Recently, outside a dental clinic in Atlanta, two men in lavender-colored scrubs could be seen escorting a woman in a wheelchair to a car.
To a passer-by, that might have looked like an unusual level of service to be given a dental patient. But this is not a typical dentist’s practice. It’s the Georgia office of the DDD Foundation (Dentistry for the Developmentally Disabled Foundation).
The patient, 49, is developmentally disabled and lives at a personal care home. Earlier that morning, she had been dropped off by staffers from the home for a check-up on how she was healing after oral surgery. Now she was set to begin her trip home.
The DDD Foundation clinic, which opened in 2002, is exclusively for treatment of the developmentally disabled population.
Some of these people would not get much dental care otherwise. While several Georgia dentists specialize in treating the developmentally disabled, many others don’t feel equipped to do so. Most dentists in the state, in fact, do not accept patients who are severely developmentally disabled.
Hard cases to handle
A dental visit can be stressful for anyone, but patients of the DDD Foundation often find it especially difficult. And that, in turn, can cause challenges for clinic staffers.
“Sometimes you open up the car door, and the patient takes off running,” says Sheri Lynch, the director of development at the DDD Foundation, explaining the necessity of a private parking lot for the clinic.
Each day, the clinic receives about 20 patients, both children and adults. Different methods and procedures are employed for each individual patient, requiring extensive time. The full-time staff includes two dentists, a dental hygienist and three dental assistants.
More than 40 percent of the patients seen at the clinic have autism spectrum disorder; others have intellectual delays, cerebral palsy and Down syndrome.
Developmental disabilities can keep people from performing simple tasks, including basic oral health measures like brushing and flossing the teeth. In severe cases, individuals are wholly dependent on caregivers. It’s easy for dental care to be neglected entirely.
Treating such patients is “not the kind of thing most dentists want to do,” notes Lynch. There are practical reasons for that.
Developmentally disabled individuals often are unable to communicate when they are having dental problems.
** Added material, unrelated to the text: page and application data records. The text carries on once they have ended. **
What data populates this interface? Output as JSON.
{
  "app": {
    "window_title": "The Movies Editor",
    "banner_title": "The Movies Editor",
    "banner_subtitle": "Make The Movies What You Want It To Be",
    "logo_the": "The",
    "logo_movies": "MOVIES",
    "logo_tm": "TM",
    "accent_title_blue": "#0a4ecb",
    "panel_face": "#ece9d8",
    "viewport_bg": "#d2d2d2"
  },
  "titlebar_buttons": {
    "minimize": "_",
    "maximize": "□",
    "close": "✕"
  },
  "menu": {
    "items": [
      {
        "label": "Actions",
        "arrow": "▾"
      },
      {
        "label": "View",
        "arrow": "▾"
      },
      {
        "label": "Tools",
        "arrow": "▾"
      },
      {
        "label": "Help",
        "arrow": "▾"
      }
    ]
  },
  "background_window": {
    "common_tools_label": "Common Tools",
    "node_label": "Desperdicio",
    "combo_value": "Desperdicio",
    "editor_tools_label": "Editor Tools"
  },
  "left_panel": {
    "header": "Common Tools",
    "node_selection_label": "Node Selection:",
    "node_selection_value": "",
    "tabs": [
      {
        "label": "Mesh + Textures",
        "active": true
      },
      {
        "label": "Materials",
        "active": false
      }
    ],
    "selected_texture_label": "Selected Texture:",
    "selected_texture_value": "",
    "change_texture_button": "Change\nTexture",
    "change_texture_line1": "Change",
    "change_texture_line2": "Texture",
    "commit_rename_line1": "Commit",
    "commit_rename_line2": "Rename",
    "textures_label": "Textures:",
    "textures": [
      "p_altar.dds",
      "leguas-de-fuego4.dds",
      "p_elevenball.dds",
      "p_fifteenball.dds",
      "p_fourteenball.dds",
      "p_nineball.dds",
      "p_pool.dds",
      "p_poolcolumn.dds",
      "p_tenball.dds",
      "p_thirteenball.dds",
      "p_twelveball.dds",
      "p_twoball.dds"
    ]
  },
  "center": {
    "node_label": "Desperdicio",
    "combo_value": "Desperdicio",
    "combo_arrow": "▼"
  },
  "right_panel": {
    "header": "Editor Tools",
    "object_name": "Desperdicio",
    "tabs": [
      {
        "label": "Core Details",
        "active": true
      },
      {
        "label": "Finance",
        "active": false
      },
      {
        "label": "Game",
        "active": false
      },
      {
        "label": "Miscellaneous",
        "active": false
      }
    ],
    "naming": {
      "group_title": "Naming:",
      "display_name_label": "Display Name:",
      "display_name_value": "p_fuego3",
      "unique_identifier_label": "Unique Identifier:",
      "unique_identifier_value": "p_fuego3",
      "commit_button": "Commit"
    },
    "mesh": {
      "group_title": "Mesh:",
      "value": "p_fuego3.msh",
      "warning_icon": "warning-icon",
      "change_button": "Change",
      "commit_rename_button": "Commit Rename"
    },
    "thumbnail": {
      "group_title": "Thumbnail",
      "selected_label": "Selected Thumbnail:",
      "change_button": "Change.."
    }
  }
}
Consequently, behavioral issues can emerge.
“These individuals will act out when really trying to say, ‘My mouth hurts,’ ” says Eric Jacobson, the executive director of the Georgia Council on Developmental Disabilities.
The average dental residency teaches procedures that assume a dentist’s ability to communicate with a patient and to maintain reasonable control of the treatment situation. Most dentists are not prepared for uncontrolled behavior by patients, which may include screaming, scratching or even running away.
The two dentists at the DDD Foundation clinic, Dr. Deidra Rondeno and Dr. Willie Oliver, completed two of the few general practice residencies nationwide that include training for treating developmentally disabled patients — the Illinois Masonic Medical Center and Ohio State University, respectively.
While patients with developmental disabilities can pose problems, there is also a sense of satisfaction in helping such vulnerable people. “You enjoy it. Otherwise you wouldn’t be able to do it,” says Dr. Roy Brooks, the dental director at Georgia Regional Hospital in Atlanta, when he speaks of treating such patients.
At the DDD Foundation, multiple dental staff often work together with a single patient at any given time. Some patients require more than two assistants.
Lynch recalls a time when one patient — who was about 6 feet 3 inches tall and weighed about 300 pounds — required the assistance of almost every member of the clinic staff.
“He thrashed and kicked like he was fighting for his life,” recalls Lynch.
The clinic’s head dentist, Rondeno, is only 5 feet tall. Lynch adds, “This makes the job physically demanding.”
Dental care is essential, not incidental
The oral health of people depends a lot on their hygienic routine. Patients from personal care homes often skip their bi-annual dental appointments to avoid the costs of care, which results in severe dental decay and periodontal disease. That can cause tooth loss and further infection.
In such cases, “these appointments can take hours,” says Lynch.
It’s well known that dental health affects overall health and well-being, but Jacobson says public policy groups have failed to recognize this reality.
Dental service “is always cut first when cutting dollars,” says Jacobson.
Many private health insurance plans do not include dental coverage, and most dentists in Georgia do not accept patients covered by Medicaid, a government program for the poor and disabled.
“The DDD Foundation are angels for serving a population that predominantly relies on Medicaid,” says Dr. David Kurtzman, a Georgia dentist who treats developmentally disabled patients who need hospitalization for dental care.
The foundation treats 4,200 patients with developmental disabilities annually, yet the estimated number of potential clients in need of special services is higher. The clinic is currently under renovation to expand into a neighboring building.
“Dental services cannot be seen as this extra service,” says Jacobson. “It has to be seen as just as important as other medical or social services.”
Editor’s note: The first version of this story contained errors relating to dental procedures. Georgia Health News apologizes for those errors.